The way news is reported and the movies we choose to watch play an important role in how we view the world. This week on State of Belief, Interfaith Alliance’s radio show and podcast, we’ll explore the interplay of religion and media, from the news we consume to the movies we watch.
Last weekend, hundreds of thousands of students and their supporters took to the streets across the country for the March for Our Lives. This week, the same student activists have organized a series of town hall events to push lawmakers to take a stance on gun violence prevention. William Saltzburg, who spoke with host Rev. Welton Gaddy last week before the march, will join us again on State of Belief to talk about what the experience was like – and what comes next. Will is a student from Pennsylvania and vice president for membership at NFTY – the Reform Jewish Youth Movement.

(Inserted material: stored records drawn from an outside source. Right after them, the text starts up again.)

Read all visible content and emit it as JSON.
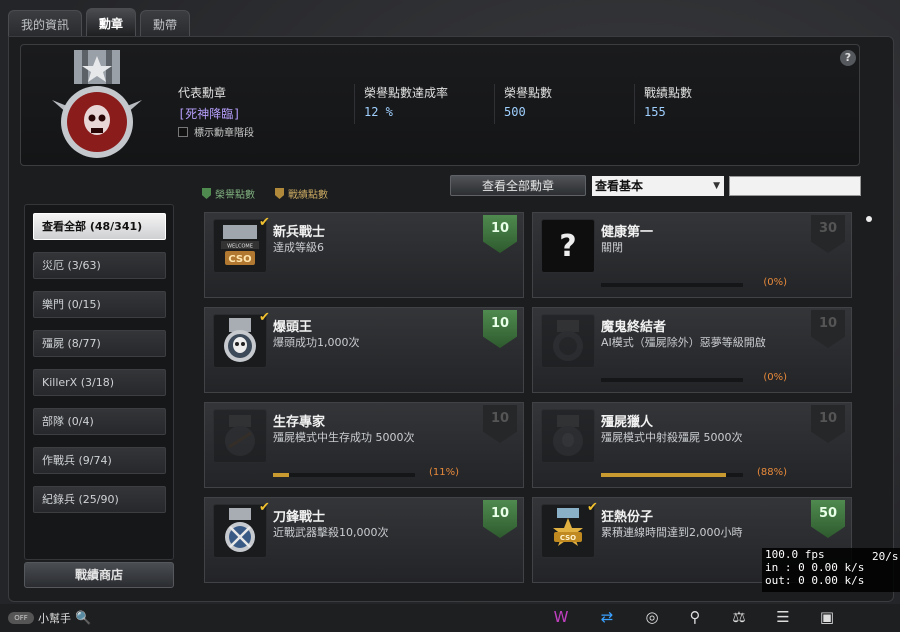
{
  "tabs": [
    "我的資訊",
    "勳章",
    "勳帶"
  ],
  "header": {
    "rep_label": "代表勳章",
    "rep_value": "[死神降臨]",
    "rate_label": "榮譽點數達成率",
    "rate_value": "12 %",
    "honor_label": "榮譽點數",
    "honor_value": "500",
    "battle_label": "戰績點數",
    "battle_value": "155",
    "show_stage": "標示勳章階段",
    "help": "?"
  },
  "legend": {
    "honor": "榮譽點數",
    "battle": "戰績點數"
  },
  "toolbar": {
    "view_all": "查看全部勳章",
    "select_value": "查看基本",
    "search_value": ""
  },
  "sidebar": {
    "items": [
      "查看全部 (48/341)",
      "災厄 (3/63)",
      "樂門 (0/15)",
      "殭屍 (8/77)",
      "KillerX (3/18)",
      "部隊 (0/4)",
      "作戰兵 (9/74)",
      "紀錄兵 (25/90)"
    ],
    "shop": "戰績商店"
  },
  "cards": [
    {
      "title": "新兵戰士",
      "desc": "達成等級6",
      "points": "10",
      "earned": true,
      "icon": "welcome-cso-icon"
    },
    {
      "title": "健康第一",
      "desc": "關閉",
      "points": "30",
      "earned": false,
      "progress": 0,
      "pct": "(0%)",
      "icon": "question-icon"
    },
    {
      "title": "爆頭王",
      "desc": "爆頭成功1,000次",
      "points": "10",
      "earned": true,
      "icon": "skull-medal-icon"
    },
    {
      "title": "魔鬼終結者",
      "desc": "AI模式（殭屍除外）惡夢等級開啟",
      "points": "10",
      "earned": false,
      "progress": 0,
      "pct": "(0%)",
      "icon": "demon-medal-icon"
    },
    {
      "title": "生存專家",
      "desc": "殭屍模式中生存成功 5000次",
      "points": "10",
      "earned": false,
      "progress": 0.11,
      "pct": "(11%)",
      "icon": "survival-medal-icon"
    },
    {
      "title": "殭屍獵人",
      "desc": "殭屍模式中射殺殭屍 5000次",
      "points": "10",
      "earned": false,
      "progress": 0.88,
      "pct": "(88%)",
      "icon": "zombie-hunter-icon"
    },
    {
      "title": "刀鋒戰士",
      "desc": "近戰武器擊殺10,000次",
      "points": "10",
      "earned": true,
      "icon": "blade-medal-icon"
    },
    {
      "title": "狂熱份子",
      "desc": "累積連線時間達到2,000小時",
      "points": "50",
      "earned": true,
      "icon": "cso-star-icon"
    }
  ],
  "bottom": {
    "toggle": "OFF",
    "helper": "小幫手"
  },
  "fps": {
    "line1": "100.0 fps",
    "line1r": "20/s",
    "line2": "in :  0 0.00 k/s",
    "line3": "out:  0 0.00 k/s"
  },
  "colors": {
    "earned": "#4f8a4f",
    "progress": "#c89a30",
    "pct": "#e88a3a",
    "rep": "#b8a0ff"
  }
}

A new report from the Institute for Social Policy and Understanding backs up the perception that Muslims are treated differently in this country by both law enforcement and media. The study, entitled Equal Treatment?: Measuring the legal and media responses to ideologically motivated violence in the United States, finds that alleged perpetrators of violence who are perceived to be Muslim, including those who are not actually Muslim, often face more several legal charges, receive longer prison sentences and receive more media coverage than non-Muslim perpetrators. Study authors and Institute fellows Kumar Rao and Carey Shenkman will join Welton this week to talk about the highlights of the new report and its implications.

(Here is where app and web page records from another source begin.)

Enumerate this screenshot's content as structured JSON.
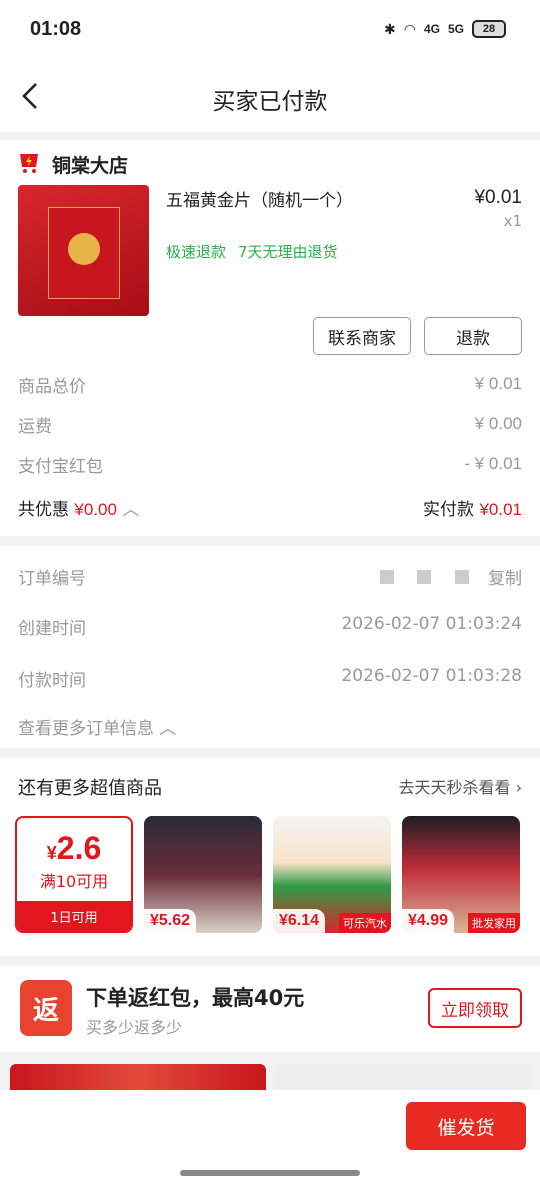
{
  "status": {
    "time": "01:08",
    "net1": "4G",
    "net2": "5G",
    "battery": "28"
  },
  "nav": {
    "title": "买家已付款"
  },
  "store": {
    "name": "铜棠大店",
    "product": {
      "title": "五福黄金片（随机一个）",
      "price": "¥0.01",
      "qty": "x1",
      "tags": [
        "极速退款",
        "7天无理由退货"
      ]
    },
    "buttons": {
      "contact": "联系商家",
      "refund": "退款"
    },
    "summary": [
      {
        "label": "商品总价",
        "value": "¥ 0.01"
      },
      {
        "label": "运费",
        "value": "¥ 0.00"
      },
      {
        "label": "支付宝红包",
        "value": "- ¥ 0.01"
      }
    ],
    "discount_label": "共优惠",
    "discount_value": "¥0.00",
    "paid_label": "实付款",
    "paid_value": "¥0.01"
  },
  "order": {
    "number_label": "订单编号",
    "copy_label": "复制",
    "created_label": "创建时间",
    "created_value": "2026-02-07 01:03:24",
    "paid_label": "付款时间",
    "paid_value": "2026-02-07 01:03:28",
    "more": "查看更多订单信息"
  },
  "deals": {
    "title": "还有更多超值商品",
    "link": "去天天秒杀看看",
    "coupon": {
      "amount": "2.6",
      "currency": "¥",
      "condition": "满10可用",
      "footer": "1日可用"
    },
    "items": [
      {
        "price": "¥5.62",
        "label": ""
      },
      {
        "price": "¥6.14",
        "label": "可乐汽水"
      },
      {
        "price": "¥4.99",
        "label": "批发家用"
      }
    ]
  },
  "redpacket": {
    "icon": "返",
    "title": "下单返红包，最高40元",
    "subtitle": "买多少返多少",
    "button": "立即领取"
  },
  "bottom": {
    "urge": "催发货"
  }
}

A few years ago, a film titled God’s Not Dead seemed to defiantly challenge not only Nietzsche, but the imaginary Atheist threat the religious right seems to believe is dominating our culture – and brought in more than $60 million doing it. But two sequels since have failed to live up to that level of success. Welton will be joined this week by Alissa Wilkinson, the film critic at Vox, to talk about the films and her new piece, The Christian movie series God’s Not Dead fails to be Christian.